sábado, maio 26, 2018

Indistinguishable SF: "Nightflyers and Other Stories" by George R.R. Martin

Dragons have always been cool, Video games have always been cool, real ale has always been cool. (Union) Rugby has always been cool, Science Fiction has always been cool, and Fantasy has always been cool. Football has always been shit, same as radio 4 depressing plays that the controller seems to think everyone has been to Cambridge/Oxford and therefore they like this sort of thing as it’s so highbrow. Kill a mockingbird yada yada, the Royal Shakespeare Taliban society again shit. Give me dragon slaying and space ship battles any day of the week. There's very little in life that can't be improved by adding dragons. Anyway, since when was a game of thrones considered to be fantasy? To me, it is fantasy with the guts ripped out of it. Take away the undead and the dragons, and you would see no difference to the overall story. It is a medieval soap drama with fantasy elements tacked on. Fair enough, Martins wants to move the genre on - he wants to go beyond epic sagas and doomed heroes, and the romance that underpins all fantasy, but what has he replaced it with? Sex and misogyny. And death...meaningless death...If you constantly kill off your characters left right and centre as it also happens in "Nightflyers", you're admitting a failure to move their development on. After all, it's the easiest thing in the world to kill a character and start again with somebody else, it's a lot harder to have him face the consequences of his or her actions. That takes a skilled author. Fantasy used to be about something. Even Conan had more intellectual heft than the present generation of so called 'fantasy' fiction. Granted, it was a thing of mostly ugly meanings if you looked at it hard, but it least it was carving out a place to stand on and defend. Instead of a genera where the magic was used to place a light on man's imagination and philosophy, it's become a canvas of sound and fury signifying nothing. 90% of the fantasy on the shelf these days is indistinguishable. "Nightflyers" and some of the stories in this volume suffer from this same malady as well. There is more complex fantasy around than Martin, but it tends to not be as commercial. Steven Erikson's Malazan Book of the Fallen is certainly more complicated and dealing with a much vaster set of themes (he even has a Conan-like character who actually channels Howard's philosophical viewpoint instead of just having muscles and a sword). Scott Bakker's "Prince of Nothing" series deals with philosophy, existentialism and nihilism. Matt Stover's "Acts of Caine" series might just melt your brain. That's not to say they are all better than Martin, and none touch Martin's gift for varied characterisation, but the genre is in a much healthier state now because of the authors that Martin helped get off the ground and get on the shelf by simply re-popularising the genre. Elizabeth Bear's excellent "Eternal Sky Trilogy" can be read as a subtle rebuke on Martin's overly-simplistic take on the Mongols with the Dothraki, for example.

SF = Speculative Fiction.

2 comentários:

Bookstooge disse...

Kick that fat man, kick him HARD! and if he falls, I'm stomping on his fingers.

I'd like to say that the popularity of the GoT show has drawn in more people to the fantasy book world (in general, not to GoT's world) but I can't point to anything to actually back up that desire.

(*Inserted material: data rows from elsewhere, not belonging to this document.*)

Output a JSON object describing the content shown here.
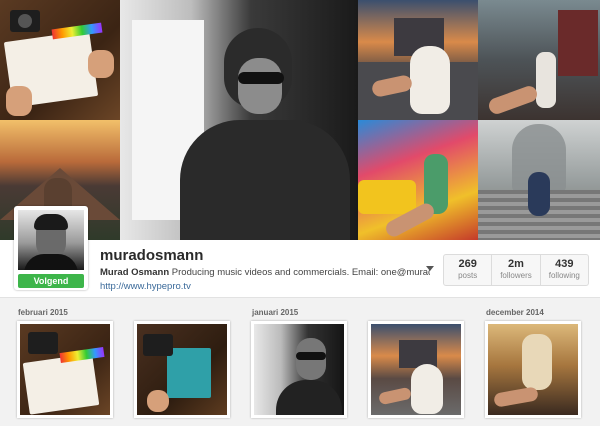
{
  "profile": {
    "username": "muradosmann",
    "full_name": "Murad Osmann",
    "bio": "Producing music videos and commercials. Email: one@muradosmann.com",
    "website": "http://www.hypepro.tv",
    "follow_label": "Volgend"
  },
  "stats": [
    {
      "value": "269",
      "label": "posts"
    },
    {
      "value": "2m",
      "label": "followers"
    },
    {
      "value": "439",
      "label": "following"
    }
  ],
  "months": {
    "m1": "februari 2015",
    "m2": "januari 2015",
    "m3": "december 2014"
  },
  "header_tiles": [
    {
      "name": "notebook-photo"
    },
    {
      "name": "mountain-photo"
    },
    {
      "name": "portrait-photo"
    },
    {
      "name": "castle-photo"
    },
    {
      "name": "city-bus-photo"
    },
    {
      "name": "taxi-photo"
    },
    {
      "name": "buddha-stairs-photo"
    }
  ],
  "colors": {
    "follow_green": "#3db54a",
    "link_blue": "#3b6a9a",
    "page_bg": "#f2f2f2"
  }
}
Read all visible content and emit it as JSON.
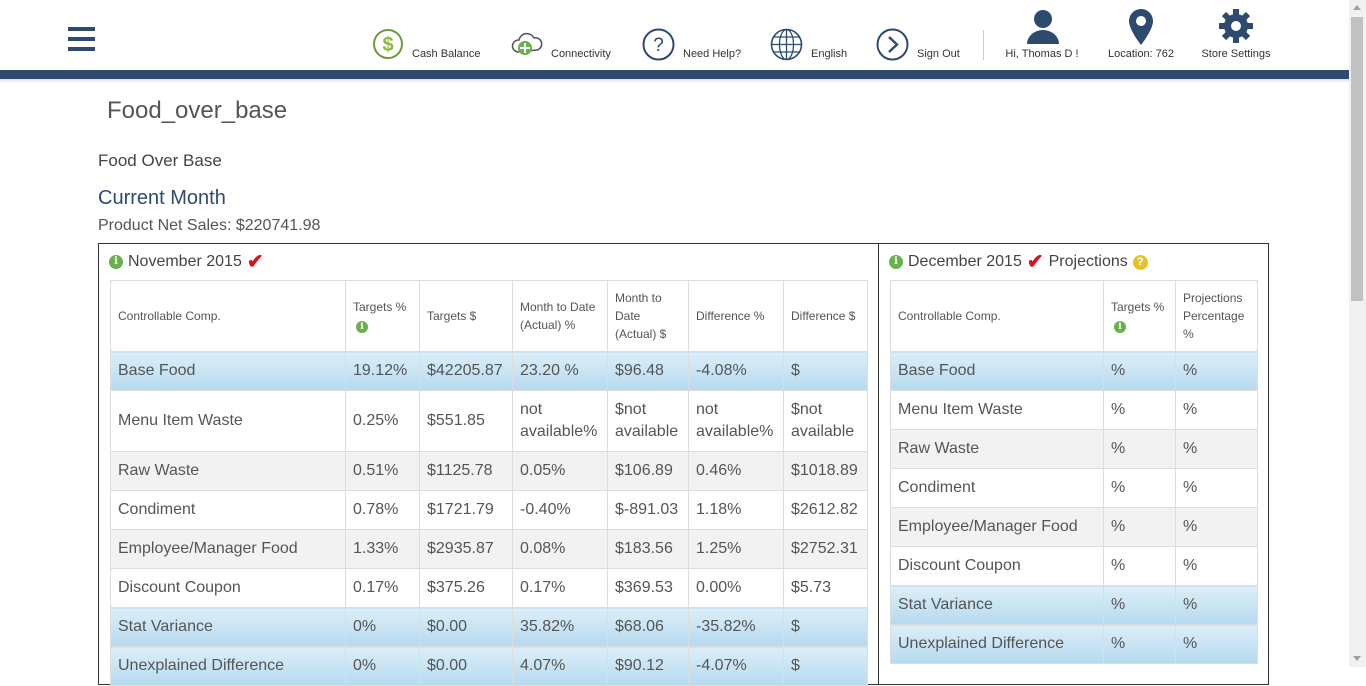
{
  "nav": {
    "cash_balance": "Cash Balance",
    "connectivity": "Connectivity",
    "help": "Need Help?",
    "language": "English",
    "sign_out": "Sign Out",
    "user": "Hi,  Thomas D !",
    "location": "Location: 762",
    "store_settings": "Store Settings"
  },
  "page": {
    "title": "Food_over_base",
    "section": "Food Over Base",
    "period": "Current Month",
    "net_sales_label": "Product Net Sales: ",
    "net_sales_value": "$220741.98"
  },
  "left_panel": {
    "title": "November 2015",
    "columns": [
      "Controllable Comp.",
      "Targets %",
      "Targets $",
      "Month to Date (Actual) %",
      "Month to Date (Actual) $",
      "Difference %",
      "Difference $"
    ],
    "rows": [
      [
        "Base Food",
        "19.12%",
        "$42205.87",
        "23.20 %",
        "$96.48",
        "-4.08%",
        "$"
      ],
      [
        "Menu Item Waste",
        "0.25%",
        "$551.85",
        "not available%",
        "$not available",
        "not available%",
        "$not available"
      ],
      [
        "Raw Waste",
        "0.51%",
        "$1125.78",
        "0.05%",
        "$106.89",
        "0.46%",
        "$1018.89"
      ],
      [
        "Condiment",
        "0.78%",
        "$1721.79",
        "-0.40%",
        "$-891.03",
        "1.18%",
        "$2612.82"
      ],
      [
        "Employee/Manager Food",
        "1.33%",
        "$2935.87",
        "0.08%",
        "$183.56",
        "1.25%",
        "$2752.31"
      ],
      [
        "Discount Coupon",
        "0.17%",
        "$375.26",
        "0.17%",
        "$369.53",
        "0.00%",
        "$5.73"
      ],
      [
        "Stat Variance",
        "0%",
        "$0.00",
        "35.82%",
        "$68.06",
        "-35.82%",
        "$"
      ],
      [
        "Unexplained Difference",
        "0%",
        "$0.00",
        "4.07%",
        "$90.12",
        "-4.07%",
        "$"
      ]
    ]
  },
  "right_panel": {
    "title": "December 2015",
    "subtitle": "Projections",
    "columns": [
      "Controllable Comp.",
      "Targets %",
      "Projections Percentage %"
    ],
    "rows": [
      [
        "Base Food",
        "%",
        "%"
      ],
      [
        "Menu Item Waste",
        "%",
        "%"
      ],
      [
        "Raw Waste",
        "%",
        "%"
      ],
      [
        "Condiment",
        "%",
        "%"
      ],
      [
        "Employee/Manager Food",
        "%",
        "%"
      ],
      [
        "Discount Coupon",
        "%",
        "%"
      ],
      [
        "Stat Variance",
        "%",
        "%"
      ],
      [
        "Unexplained Difference",
        "%",
        "%"
      ]
    ]
  },
  "colors": {
    "brand": "#2e4a6e",
    "highlight_row": "#c6e3f4",
    "check": "#e0101a",
    "info": "#6ab04c"
  }
}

In fact, I've seen more people say they won't bother finishing the books, if Martin ever finishes them, since they are getting an ending with the tv show. In that way I think Martin has done a great disservice to the genre overall. Now, more than ever, authors are writing so as to be easily translated to the cable circuit and make the big, quick bucks. I don't like that trend at all.

Manuel Antão disse...

I have one answer to Martin: Steven Erikson's 'Malazan Book of the Fallen' series; 10 huge books written within 12 years of the first being published. The writing surpasses Game of Thrones and has just as many memorable characters. It is slightly more high fantasy compared to GoT, but features plenty of dark and sinister twists! Also George RR will finish the series eventually, the last book will take what? 7 or 8 years...at this current rate so looking at wrapping it up around 2025...great! Martin does small plot arcs well but the bigger plot doesn't seem to move forward an inch. Rothfuss is the same. I gave up on Martin for good.

The same happens with KKC by Rothfuss. KKC does not seem like it's trying to be some dramatic epic fantasy story - note for instance the way we're teased with the glossed-over mention of the pirates incident, and how we then get pages and pages of wandering round tracking in the woods, complete with shaggy dog story, before anything happens.